Data under study:
*** Begin section ***

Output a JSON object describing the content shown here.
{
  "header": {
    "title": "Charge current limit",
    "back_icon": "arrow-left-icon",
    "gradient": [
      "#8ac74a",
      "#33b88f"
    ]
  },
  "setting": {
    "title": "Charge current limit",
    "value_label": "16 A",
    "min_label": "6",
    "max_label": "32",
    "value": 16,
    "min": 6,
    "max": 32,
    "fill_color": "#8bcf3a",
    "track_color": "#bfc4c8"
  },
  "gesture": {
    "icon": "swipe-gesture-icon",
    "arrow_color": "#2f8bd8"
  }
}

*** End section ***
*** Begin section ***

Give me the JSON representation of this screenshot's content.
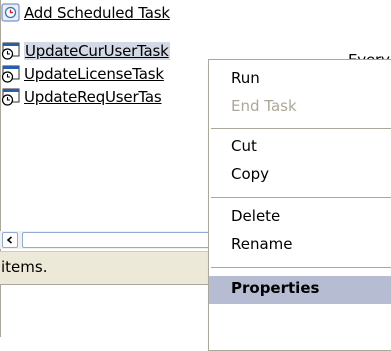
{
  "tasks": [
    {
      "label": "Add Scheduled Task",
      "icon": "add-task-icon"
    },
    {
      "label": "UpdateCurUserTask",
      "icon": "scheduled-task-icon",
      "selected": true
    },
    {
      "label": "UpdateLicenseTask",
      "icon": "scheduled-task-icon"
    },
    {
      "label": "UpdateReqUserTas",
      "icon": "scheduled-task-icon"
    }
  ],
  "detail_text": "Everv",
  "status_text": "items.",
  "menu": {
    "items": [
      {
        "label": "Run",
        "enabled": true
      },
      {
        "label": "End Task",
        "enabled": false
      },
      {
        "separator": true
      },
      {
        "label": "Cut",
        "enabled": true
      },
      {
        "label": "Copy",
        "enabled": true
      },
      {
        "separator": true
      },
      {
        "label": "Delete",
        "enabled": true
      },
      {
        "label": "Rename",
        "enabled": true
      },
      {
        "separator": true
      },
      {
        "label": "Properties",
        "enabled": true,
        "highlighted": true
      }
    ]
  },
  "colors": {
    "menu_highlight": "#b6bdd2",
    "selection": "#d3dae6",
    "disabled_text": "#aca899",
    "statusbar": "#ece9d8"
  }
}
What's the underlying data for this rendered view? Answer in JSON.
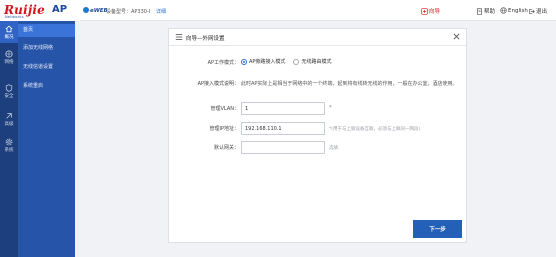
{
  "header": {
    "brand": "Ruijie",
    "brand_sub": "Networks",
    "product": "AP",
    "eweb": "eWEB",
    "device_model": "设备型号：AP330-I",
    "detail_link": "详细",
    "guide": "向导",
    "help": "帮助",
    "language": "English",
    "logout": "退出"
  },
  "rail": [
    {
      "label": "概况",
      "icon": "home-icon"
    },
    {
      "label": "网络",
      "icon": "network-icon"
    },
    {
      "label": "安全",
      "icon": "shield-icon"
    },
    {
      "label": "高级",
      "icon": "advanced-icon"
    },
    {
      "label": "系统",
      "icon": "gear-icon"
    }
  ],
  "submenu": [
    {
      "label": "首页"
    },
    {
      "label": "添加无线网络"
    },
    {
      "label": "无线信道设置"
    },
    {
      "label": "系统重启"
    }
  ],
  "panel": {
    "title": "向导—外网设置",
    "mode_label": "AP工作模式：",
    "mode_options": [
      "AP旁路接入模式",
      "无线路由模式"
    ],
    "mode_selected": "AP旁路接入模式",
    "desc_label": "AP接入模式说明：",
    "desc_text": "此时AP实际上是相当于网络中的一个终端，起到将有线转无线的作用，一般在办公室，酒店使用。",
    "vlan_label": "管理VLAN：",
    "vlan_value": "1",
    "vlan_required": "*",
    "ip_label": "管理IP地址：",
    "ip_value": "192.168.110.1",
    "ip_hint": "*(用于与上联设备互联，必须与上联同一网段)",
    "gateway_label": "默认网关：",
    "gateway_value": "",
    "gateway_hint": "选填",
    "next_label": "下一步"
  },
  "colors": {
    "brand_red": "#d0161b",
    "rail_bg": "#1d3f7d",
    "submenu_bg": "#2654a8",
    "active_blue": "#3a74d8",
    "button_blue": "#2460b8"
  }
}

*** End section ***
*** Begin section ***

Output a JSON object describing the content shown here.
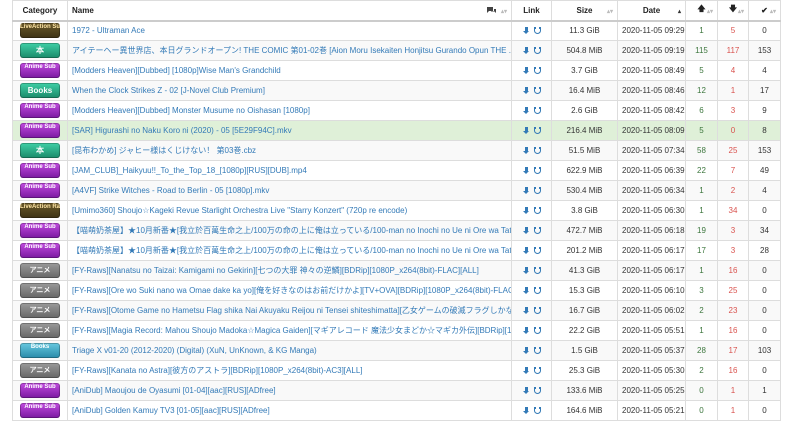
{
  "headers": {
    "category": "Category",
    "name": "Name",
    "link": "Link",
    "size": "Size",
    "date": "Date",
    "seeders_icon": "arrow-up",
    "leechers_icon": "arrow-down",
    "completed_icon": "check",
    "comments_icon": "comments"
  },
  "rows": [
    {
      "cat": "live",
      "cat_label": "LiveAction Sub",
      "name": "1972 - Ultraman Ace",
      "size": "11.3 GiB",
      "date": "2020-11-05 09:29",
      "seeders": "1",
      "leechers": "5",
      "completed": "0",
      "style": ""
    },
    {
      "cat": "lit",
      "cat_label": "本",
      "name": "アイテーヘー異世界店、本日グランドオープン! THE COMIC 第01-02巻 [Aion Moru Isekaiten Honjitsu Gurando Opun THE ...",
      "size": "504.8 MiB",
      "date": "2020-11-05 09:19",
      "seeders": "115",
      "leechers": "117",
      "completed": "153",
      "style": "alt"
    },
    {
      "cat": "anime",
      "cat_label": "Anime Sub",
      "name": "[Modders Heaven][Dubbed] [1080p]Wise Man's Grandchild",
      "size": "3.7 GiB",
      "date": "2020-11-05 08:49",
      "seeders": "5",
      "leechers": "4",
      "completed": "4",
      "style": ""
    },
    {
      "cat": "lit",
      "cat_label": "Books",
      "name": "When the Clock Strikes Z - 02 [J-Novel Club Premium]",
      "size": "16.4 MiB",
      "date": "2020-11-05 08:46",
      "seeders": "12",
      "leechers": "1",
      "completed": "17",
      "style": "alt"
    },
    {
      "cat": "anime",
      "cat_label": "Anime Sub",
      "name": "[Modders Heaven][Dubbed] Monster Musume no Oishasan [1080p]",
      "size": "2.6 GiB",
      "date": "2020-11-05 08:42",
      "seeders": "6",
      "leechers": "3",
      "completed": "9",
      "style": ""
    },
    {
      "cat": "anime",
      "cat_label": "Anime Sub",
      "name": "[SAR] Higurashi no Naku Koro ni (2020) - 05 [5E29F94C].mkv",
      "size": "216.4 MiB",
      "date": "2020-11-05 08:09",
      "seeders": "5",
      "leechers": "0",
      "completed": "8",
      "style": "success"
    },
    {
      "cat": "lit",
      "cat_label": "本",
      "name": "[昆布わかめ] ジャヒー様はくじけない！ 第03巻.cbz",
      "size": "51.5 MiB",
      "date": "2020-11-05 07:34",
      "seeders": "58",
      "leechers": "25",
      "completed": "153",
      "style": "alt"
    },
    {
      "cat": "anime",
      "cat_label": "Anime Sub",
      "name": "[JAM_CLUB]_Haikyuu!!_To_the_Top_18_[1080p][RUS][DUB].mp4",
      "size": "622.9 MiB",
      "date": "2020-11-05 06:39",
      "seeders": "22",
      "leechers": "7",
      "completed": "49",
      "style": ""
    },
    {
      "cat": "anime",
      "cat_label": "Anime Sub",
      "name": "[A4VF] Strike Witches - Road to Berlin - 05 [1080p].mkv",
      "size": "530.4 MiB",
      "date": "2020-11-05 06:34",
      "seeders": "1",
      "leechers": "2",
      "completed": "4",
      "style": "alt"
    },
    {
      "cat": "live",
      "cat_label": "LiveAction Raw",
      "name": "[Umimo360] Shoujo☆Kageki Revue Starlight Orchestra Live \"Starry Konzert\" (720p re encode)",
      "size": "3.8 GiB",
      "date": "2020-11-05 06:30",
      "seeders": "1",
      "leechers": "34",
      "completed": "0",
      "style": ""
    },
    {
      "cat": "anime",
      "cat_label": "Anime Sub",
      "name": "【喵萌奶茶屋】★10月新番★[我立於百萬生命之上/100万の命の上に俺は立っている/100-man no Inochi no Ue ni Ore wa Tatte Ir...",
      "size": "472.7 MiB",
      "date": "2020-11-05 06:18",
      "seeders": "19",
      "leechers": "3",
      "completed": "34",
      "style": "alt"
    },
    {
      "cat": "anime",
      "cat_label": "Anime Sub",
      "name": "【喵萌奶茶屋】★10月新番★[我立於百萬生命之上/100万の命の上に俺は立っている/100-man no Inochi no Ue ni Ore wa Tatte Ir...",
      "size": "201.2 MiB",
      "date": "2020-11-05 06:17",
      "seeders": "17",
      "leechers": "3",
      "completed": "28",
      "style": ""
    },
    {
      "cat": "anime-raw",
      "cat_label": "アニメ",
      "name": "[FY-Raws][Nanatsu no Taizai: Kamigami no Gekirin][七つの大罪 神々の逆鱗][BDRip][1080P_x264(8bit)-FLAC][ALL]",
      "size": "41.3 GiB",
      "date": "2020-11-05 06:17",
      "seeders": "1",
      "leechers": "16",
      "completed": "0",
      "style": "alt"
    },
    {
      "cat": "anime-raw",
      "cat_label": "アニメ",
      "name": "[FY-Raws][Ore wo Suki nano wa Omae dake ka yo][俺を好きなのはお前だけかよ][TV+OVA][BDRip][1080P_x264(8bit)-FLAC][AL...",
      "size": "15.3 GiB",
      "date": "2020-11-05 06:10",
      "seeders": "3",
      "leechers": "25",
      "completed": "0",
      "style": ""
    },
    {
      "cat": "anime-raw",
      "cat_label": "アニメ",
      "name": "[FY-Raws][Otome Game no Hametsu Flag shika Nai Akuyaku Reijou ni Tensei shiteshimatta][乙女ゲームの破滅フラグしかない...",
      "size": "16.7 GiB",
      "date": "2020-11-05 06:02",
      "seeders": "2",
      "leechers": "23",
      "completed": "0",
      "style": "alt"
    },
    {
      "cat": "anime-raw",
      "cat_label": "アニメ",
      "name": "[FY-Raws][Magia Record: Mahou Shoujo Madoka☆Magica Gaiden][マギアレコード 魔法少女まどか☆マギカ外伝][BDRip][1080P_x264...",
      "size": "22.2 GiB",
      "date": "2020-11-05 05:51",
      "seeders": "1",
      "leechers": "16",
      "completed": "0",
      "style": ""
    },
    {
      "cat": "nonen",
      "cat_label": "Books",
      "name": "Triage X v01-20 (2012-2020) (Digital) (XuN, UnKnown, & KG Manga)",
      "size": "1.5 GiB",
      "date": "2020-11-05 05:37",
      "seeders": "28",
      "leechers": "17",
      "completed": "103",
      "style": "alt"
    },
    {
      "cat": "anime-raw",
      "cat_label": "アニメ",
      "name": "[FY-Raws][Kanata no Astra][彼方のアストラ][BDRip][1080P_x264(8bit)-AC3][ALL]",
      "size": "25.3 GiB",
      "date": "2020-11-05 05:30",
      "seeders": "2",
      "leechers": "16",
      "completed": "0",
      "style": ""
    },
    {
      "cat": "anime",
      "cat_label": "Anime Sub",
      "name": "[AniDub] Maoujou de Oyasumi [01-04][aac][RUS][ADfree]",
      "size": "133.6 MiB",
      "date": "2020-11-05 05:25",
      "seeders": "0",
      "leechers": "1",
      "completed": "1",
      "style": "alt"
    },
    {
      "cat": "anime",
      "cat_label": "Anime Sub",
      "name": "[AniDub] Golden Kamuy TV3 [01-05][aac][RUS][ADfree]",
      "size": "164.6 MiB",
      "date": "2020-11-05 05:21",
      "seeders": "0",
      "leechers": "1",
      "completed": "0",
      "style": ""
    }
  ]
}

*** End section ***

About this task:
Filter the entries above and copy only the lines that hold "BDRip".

Reply to the exercise:
      "name": "[FY-Raws][Nanatsu no Taizai: Kamigami no Gekirin][七つの大罪 神々の逆鱗][BDRip][1080P_x264(8bit)-FLAC][ALL]",
      "name": "[FY-Raws][Ore wo Suki nano wa Omae dake ka yo][俺を好きなのはお前だけかよ][TV+OVA][BDRip][1080P_x264(8bit)-FLAC][AL...",
      "name": "[FY-Raws][Magia Record: Mahou Shoujo Madoka☆Magica Gaiden][マギアレコード 魔法少女まどか☆マギカ外伝][BDRip][1080P_x264...",
      "name": "[FY-Raws][Kanata no Astra][彼方のアストラ][BDRip][1080P_x264(8bit)-AC3][ALL]",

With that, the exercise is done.